Glen Feshie, 14 October 2018

We decided to take a less trodden approach to Sgor Gaoith, via Creag Follais, Clach Choutsaich
and Sgoran Dubh Beag and Mor. Easy walking, with forest tracks and paths lower down and
surprisingly dry ground on the hill after the amount of rain over the previous few days, made for a
very sociable and chatty outing.

We numbered 10 people and 3 dogs, with “weel kent” faces and a couple of newer ones: Anne,
for whom this was her second outing with us and Laura, for whom this was her first. Richard and
dog confined themselves to forest tracks, the former still nursing a knee injury after falling into a
badger sett whilst walking and reading a book at the same time. There is a lesson there.

There was a fair bit of travel talk. Anne was heading off to Nepal for the first time and Rob had
been there earlier this year, so there was a good exchange of helpful information. Wendell had
been in the Canadian Rockies in the summer, so it was good to hear about his adventures there.
Sollifluction, Saharan solar power as a source of global energy and the ethics of vegans eating
mushrooms were other overheard conversations.

Sgor Gaoith finds itself in much reduced circumstances. Prior to the 1981 revision of Munros
Tables, four of its six summits were Munros. Now only Sgor Gaoith itself has Munro status. We
descended over Geal Charn, one of the demoted Munros, and picked up a rough stalkers path
which neatly channelled us between the converging burns of Allt nan Cuileach and Allt a
Mharcaidh. That is when we discovered where all the water of the previous few days rainfall had
gone – into the burns. After casting about for a while we found an easy crossing point and
finished off with a bit of a route march back to the cars so Laura could get back to start work in

The day was rounded off by relaxing at the Loch Insh Watersports centre watching the sunset
over the loch. We covered 21km in distance and 1050m of ascent. Photos by Michael Garrett.

Participants: Michael, Nell,  Arthur, Laura, Ann, Miha, Richard, Robin, Rob and Wendell.

Kinloch Rannoch meet, 28 September 2018

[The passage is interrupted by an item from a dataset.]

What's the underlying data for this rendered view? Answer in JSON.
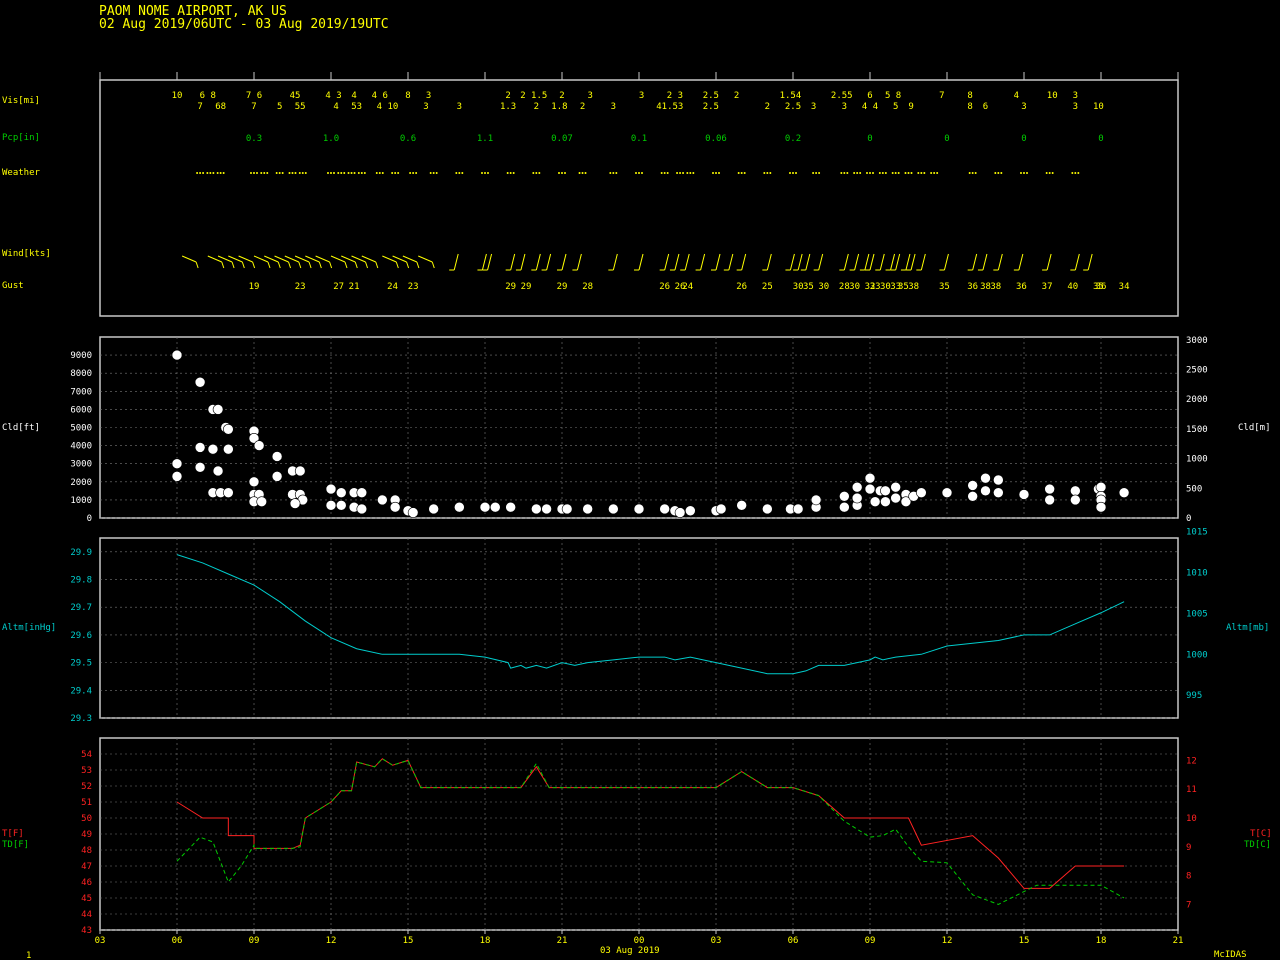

The squally autumnal weather did not deter the thirteen club members on the Kinloch Rannoch meet. A healthy number of Munros, Corbetts, Grahams and a Marilyn or two were climbed over the weekend. A fairly determined fight against the elements saw Masoud’s barbeque deliver delicious Iranian spiced chicken for dinner. Evidence of Maskelyne’s 18th Century pendulum deflection experiment on Schiehallion was sought and a rather fine example of a cup marked slab from an earlier period visited. The cyclists amongst us avoided the long walks in to remote Corbetts; one less scrupulous member being aided by Hosea Libby’s inventiveness.  Tea and cakes were taken.
Friday afternoon saw the most of party arrive at Kinloch Rannoch Outdoor Centre at the same time from different directions, taking advantage of decent weather to take in a hill or two en route to the meet. Dougie, it has to be said, had an extended journey having started at the head of Glen Lyon and worked his way through the hills between there and Kinloch Rannoch over the preceding week.
Because stalking was in full swing, the Lawers munros and Tarmachan saw several parties on Friday and Saturday, leaving the Glen Lyon munros until Sunday, when no stalking was planned. The three Corbetts to the North of Loch Rannoch saw visits from several parties over the weekend and though stalking was taking place no problems were encountered (although Dougie had a longer walk than expected to Beinn Mholach following the advice of friendly stalkers).
Ewen, Masoud, Marion and Peter sought out the sites of Maskelyne’s Pendulum Deflection experiment to calculate the mass of the earth by measuring the gravitational pull  of a mountain on a pendulum. Schiehallion was chosen because of its isolation from other mountains and symmetrical shape. Two observatories and a bothy were built to conduct the experiment which calculated the mass of the earth to within 20% of what it is believed to be today.  
More significantly for hillwalkers and mountaineers, it was during this experiment that the idea of contour lines to link up points of the same height was hit upon. Where would we be without that idea?
Meet participants: Michael, Kevin, Nell, Steve, Peter, Marion, Dougie, Cerian, Masoud, Ewen, Albert, Lizzie and Arthur.